The recent porcine epidemic diarrhea virus disease outbreak is a hot topic at the World Pork Expo. It is a foreign animal disease. It had never surfaced in the United States before. Fortunately, it causes no threat to human health. Well-prepared, rapidly presented scientific information on the disease avoided a major market disruption.
In short, we got lucky.
Other foreign animal diseases exist that are more serious threats. Four that could cause havoc are: Foot and mouth disease, Classical swine fever (cholera), African swine fever and Swine vesicular disease.
Two of the first steps to control such diseases, should they surface, are stopping all movement of livestock and euthanizing infected animals. Those steps sound easy. However, roughly a million hogs are on trucks every day. About half are moving from one stage of production to another. The other half are going to slaughter plants. At least 200,000 cattle are on trucks every day. About 125,000 are going to packing plants. Approaching 100,000 are bound for feedlots. The point-the U.S. livestock sector cannot have a movement stoppage for long.
States regulate interstate commerce. States closing borders could result in thousands of cattle and hogs sitting on semis at state borders. One need not stretch one's imagination far to envision a bad situation rapidly getting a lot worse.
That's only a piece of the background behind efforts to develop a quick response program to create a secure U.S. pork supply and provide business continuity for the pork industry in event of a foreign animal disease outbreak here. James Roth, an Iowa State University veterinarian, explained goals of the project at the World Pork Expo in Des Moines, Iowa. The effort is being funded by USDA and livestock industry groups.
Potential impacts are huge. As we learned with the BSE outbreak in 2003, meat exports dried up overnight. Coordinated recovery efforts took about eight years to return exports to pre BSE levels.
Roughly 25% of U.S. pork goes into export markets. Losing those exports would not only eliminate export revenue. It would also depress domestic prices resulting from dumping huge amounts of pork on the domestic market.
The researchers are developing response strategies for disease out breaks of different types and intensities.
"Suppose only one herd is infected," says Roth. "The first lines of defense are to stop all animal movement and stomp out the disease in that herd.

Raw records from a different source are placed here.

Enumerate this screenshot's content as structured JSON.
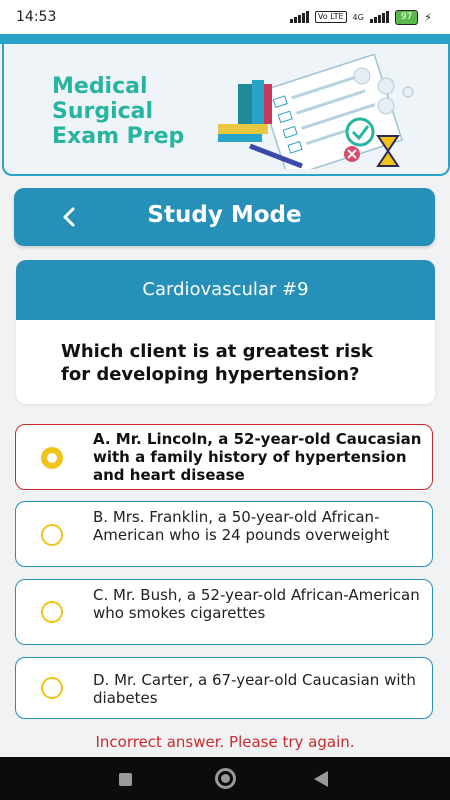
{
  "status_bar": {
    "time": "14:53",
    "network_label": "Vo LTE",
    "signal_label": "4G",
    "battery_level": "97"
  },
  "header": {
    "app_title": "Medical Surgical Exam Prep",
    "illustration": "exam-illustration-icon"
  },
  "study_bar": {
    "back_icon": "chevron-left-icon",
    "title": "Study Mode"
  },
  "question": {
    "category": "Cardiovascular #9",
    "text": "Which client is at greatest risk for developing hypertension?"
  },
  "options": [
    {
      "label": "A. Mr. Lincoln, a 52-year-old Caucasian with a family history of hypertension and heart disease",
      "selected": true
    },
    {
      "label": "B. Mrs. Franklin, a 50-year-old African-American who is 24 pounds overweight",
      "selected": false
    },
    {
      "label": "C. Mr. Bush, a 52-year-old African-American who smokes cigarettes",
      "selected": false
    },
    {
      "label": "D. Mr. Carter, a 67-year-old Caucasian with diabetes",
      "selected": false
    }
  ],
  "feedback": "Incorrect answer. Please try again.",
  "colors": {
    "primary": "#2790b8",
    "title_green": "#27b4a0",
    "error": "#cc2b2b",
    "radio": "#f0c419"
  }
}
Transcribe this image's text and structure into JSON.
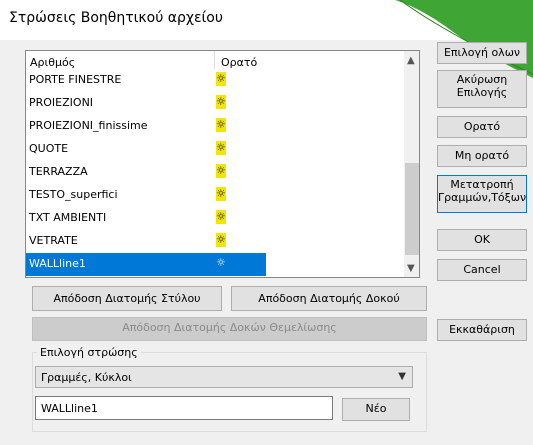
{
  "window": {
    "title": "Στρώσεις Βοηθητικού αρχείου",
    "close_glyph": "✕"
  },
  "list": {
    "col_number": "Αριθμός",
    "col_visible": "Ορατό",
    "rows": [
      {
        "name": "PORTE FINESTRE",
        "visible": "☼"
      },
      {
        "name": "PROIEZIONI",
        "visible": "☼"
      },
      {
        "name": "PROIEZIONI_finissime",
        "visible": "☼"
      },
      {
        "name": "QUOTE",
        "visible": "☼"
      },
      {
        "name": "TERRAZZA",
        "visible": "☼"
      },
      {
        "name": "TESTO_superfici",
        "visible": "☼"
      },
      {
        "name": "TXT AMBIENTI",
        "visible": "☼"
      },
      {
        "name": "VETRATE",
        "visible": "☼"
      },
      {
        "name": "WALLline1",
        "visible": "☼"
      }
    ],
    "selected_index": 8,
    "scroll_up": "▲",
    "scroll_down": "▼"
  },
  "side_buttons": {
    "select_all": "Επιλογή ολων",
    "cancel_selection_1": "Ακύρωση",
    "cancel_selection_2": "Επιλογής",
    "visible": "Ορατό",
    "invisible": "Μη ορατό",
    "convert_1": "Μετατροπή",
    "convert_2": "Γραμμών,Τόξων",
    "ok": "OK",
    "cancel": "Cancel"
  },
  "actions": {
    "assign_column": "Απόδοση Διατομής Στύλου",
    "assign_beam": "Απόδοση Διατομής Δοκού",
    "assign_foundation_beams": "Απόδοση Διατομής Δοκών Θεμελίωσης",
    "clear": "Εκκαθάριση"
  },
  "layer_select": {
    "label": "Επιλογή στρώσης",
    "combo_value": "Γραμμές, Κύκλοι",
    "combo_arrow": "▼",
    "input_value": "WALLline1",
    "new_button": "Νέο"
  },
  "colors": {
    "selection": "#0078d7",
    "accent_green": "#3fa535",
    "visible_icon": "#f2e600"
  }
}
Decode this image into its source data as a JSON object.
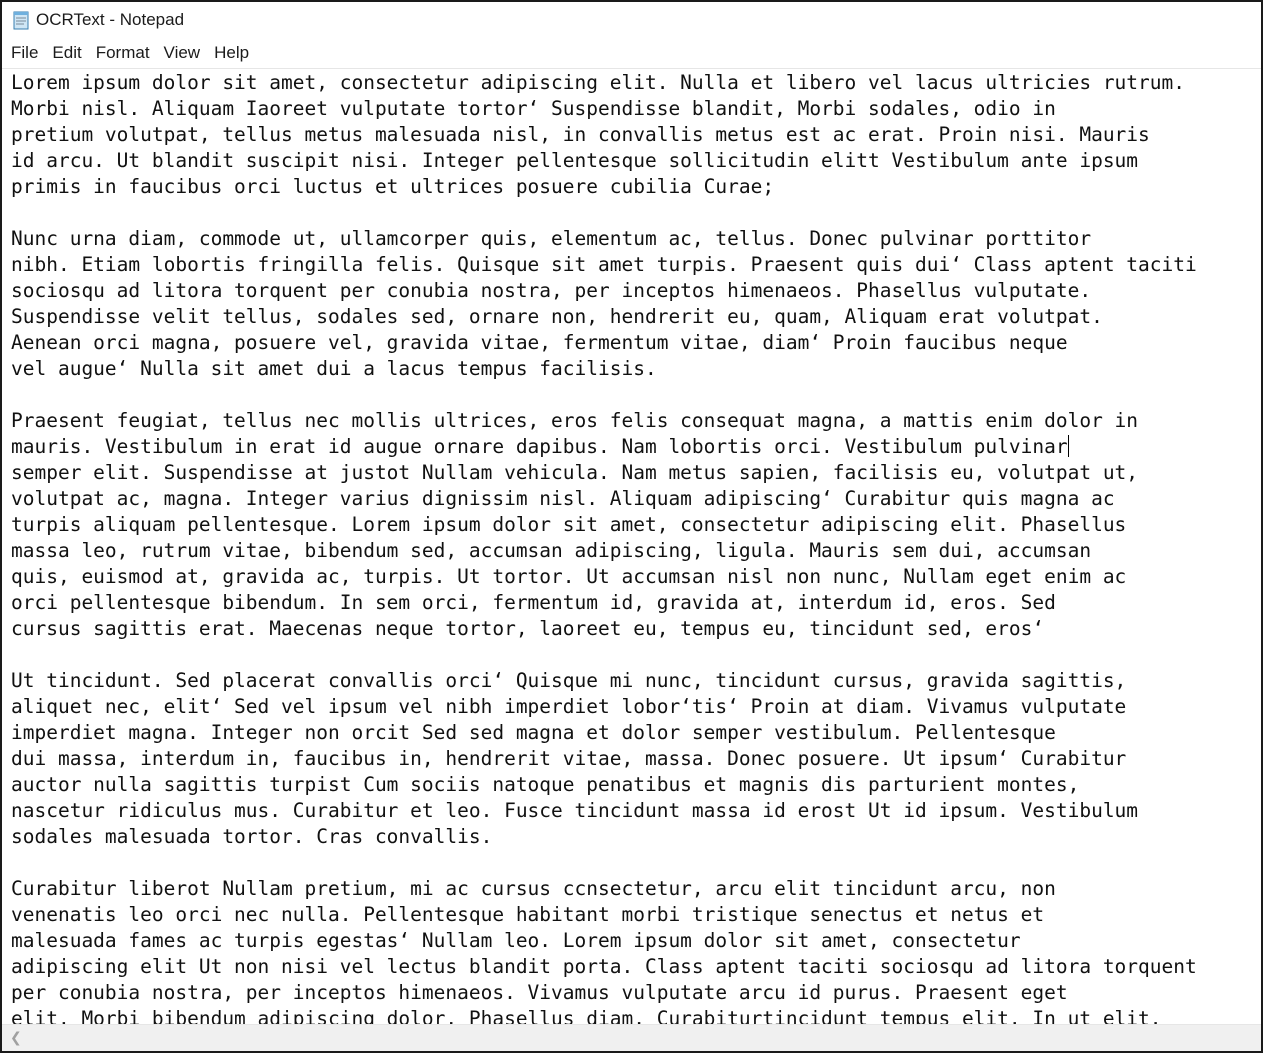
{
  "window": {
    "title": "OCRText - Notepad"
  },
  "menu": [
    {
      "label": "File"
    },
    {
      "label": "Edit"
    },
    {
      "label": "Format"
    },
    {
      "label": "View"
    },
    {
      "label": "Help"
    }
  ],
  "editor": {
    "lines": [
      "Lorem ipsum dolor sit amet, consectetur adipiscing elit. Nulla et libero vel lacus ultricies rutrum.",
      "Morbi nisl. Aliquam Iaoreet vulputate tortor‘ Suspendisse blandit, Morbi sodales, odio in",
      "pretium volutpat, tellus metus malesuada nisl, in convallis metus est ac erat. Proin nisi. Mauris",
      "id arcu. Ut blandit suscipit nisi. Integer pellentesque sollicitudin elitt Vestibulum ante ipsum",
      "primis in faucibus orci luctus et ultrices posuere cubilia Curae;",
      "",
      "Nunc urna diam, commode ut, ullamcorper quis, elementum ac, tellus. Donec pulvinar porttitor",
      "nibh. Etiam lobortis fringilla felis. Quisque sit amet turpis. Praesent quis dui‘ Class aptent taciti",
      "sociosqu ad litora torquent per conubia nostra, per inceptos himenaeos. Phasellus vulputate.",
      "Suspendisse velit tellus, sodales sed, ornare non, hendrerit eu, quam, Aliquam erat volutpat.",
      "Aenean orci magna, posuere vel, gravida vitae, fermentum vitae, diam‘ Proin faucibus neque",
      "vel augue‘ Nulla sit amet dui a lacus tempus facilisis.",
      "",
      "Praesent feugiat, tellus nec mollis ultrices, eros felis consequat magna, a mattis enim dolor in",
      "mauris. Vestibulum in erat id augue ornare dapibus. Nam lobortis orci. Vestibulum pulvinar",
      "semper elit. Suspendisse at justot Nullam vehicula. Nam metus sapien, facilisis eu, volutpat ut,",
      "volutpat ac, magna. Integer varius dignissim nisl. Aliquam adipiscing‘ Curabitur quis magna ac",
      "turpis aliquam pellentesque. Lorem ipsum dolor sit amet, consectetur adipiscing elit. Phasellus",
      "massa leo, rutrum vitae, bibendum sed, accumsan adipiscing, ligula. Mauris sem dui, accumsan",
      "quis, euismod at, gravida ac, turpis. Ut tortor. Ut accumsan nisl non nunc, Nullam eget enim ac",
      "orci pellentesque bibendum. In sem orci, fermentum id, gravida at, interdum id, eros. Sed",
      "cursus sagittis erat. Maecenas neque tortor, laoreet eu, tempus eu, tincidunt sed, eros‘",
      "",
      "Ut tincidunt. Sed placerat convallis orci‘ Quisque mi nunc, tincidunt cursus, gravida sagittis,",
      "aliquet nec, elit‘ Sed vel ipsum vel nibh imperdiet lobor‘tis‘ Proin at diam. Vivamus vulputate",
      "imperdiet magna. Integer non orcit Sed sed magna et dolor semper vestibulum. Pellentesque",
      "dui massa, interdum in, faucibus in, hendrerit vitae, massa. Donec posuere. Ut ipsum‘ Curabitur",
      "auctor nulla sagittis turpist Cum sociis natoque penatibus et magnis dis parturient montes,",
      "nascetur ridiculus mus. Curabitur et leo. Fusce tincidunt massa id erost Ut id ipsum. Vestibulum",
      "sodales malesuada tortor. Cras convallis.",
      "",
      "Curabitur liberot Nullam pretium, mi ac cursus ccnsectetur, arcu elit tincidunt arcu, non",
      "venenatis leo orci nec nulla. Pellentesque habitant morbi tristique senectus et netus et",
      "malesuada fames ac turpis egestas‘ Nullam leo. Lorem ipsum dolor sit amet, consectetur",
      "adipiscing elit Ut non nisi vel lectus blandit porta. Class aptent taciti sociosqu ad litora torquent",
      "per conubia nostra, per inceptos himenaeos. Vivamus vulputate arcu id purus. Praesent eget",
      "elit. Morbi bibendum adipiscing dolor. Phasellus diam. Curabiturtincidunt tempus elit. In ut elit."
    ],
    "caret_line": 14
  },
  "icons": {
    "app": "notepad-icon",
    "scroll_left": "scroll-left-arrow-icon"
  }
}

"Suppose the disease gets more widespread," he adds. "The strategy has to change. Hopefully, we would be working with a disease that poses no threat to humans. The focus could shift to processing infected animals through packing plants and moving the meat to human consumption. Obviously, doing that would take sound science, cooperation among all industry participants and most importantly a well-organized and effectively implemented communication effort to inform the public that the food supply remains safe. Doing so would be a huge undertaking.
Focus on biosecurity. "At the first sign of an outbreak, all players in the industry would need to implement enhanced biosecurity measures," stresses Roth.
Players would need to abide by all animal movement requirements and instructions put in place by state and federal animal health authorities. Those requirements need to be coordinated among various entities and states. Roughly 45 million hogs move across state lines from one phase of production to another during their life time. Those pigs and hogs all have to go somewhere. Going back where they came from may be a short-term option. But they cannot stay there long, before overcrowding occurs, which could make already bad herd health issues even worse.
What about vaccinations? "Vaccinations are part of the program," says Roth. "One hitch is 24 strains of foot and mouth disease exist. The trick is having enough of the right vaccine. That's a huge challenge."
The Bottom line. Foreign animal diseases can threaten the U.S. livestock industry. The time to be planning containment and eradication strategies is before any disease outbreaks occur.
Stopping all movement of livestock, while extent of the disease outbreak is being diagnosed and location determined, is a first step. But quarantining everything is a short-term fix. Livestock movement cannot be stopped long, or a bad problem will get worse.
Communication among all players and consumers is the most crucial element. That communication must be early in the process, accurate and based on sound science.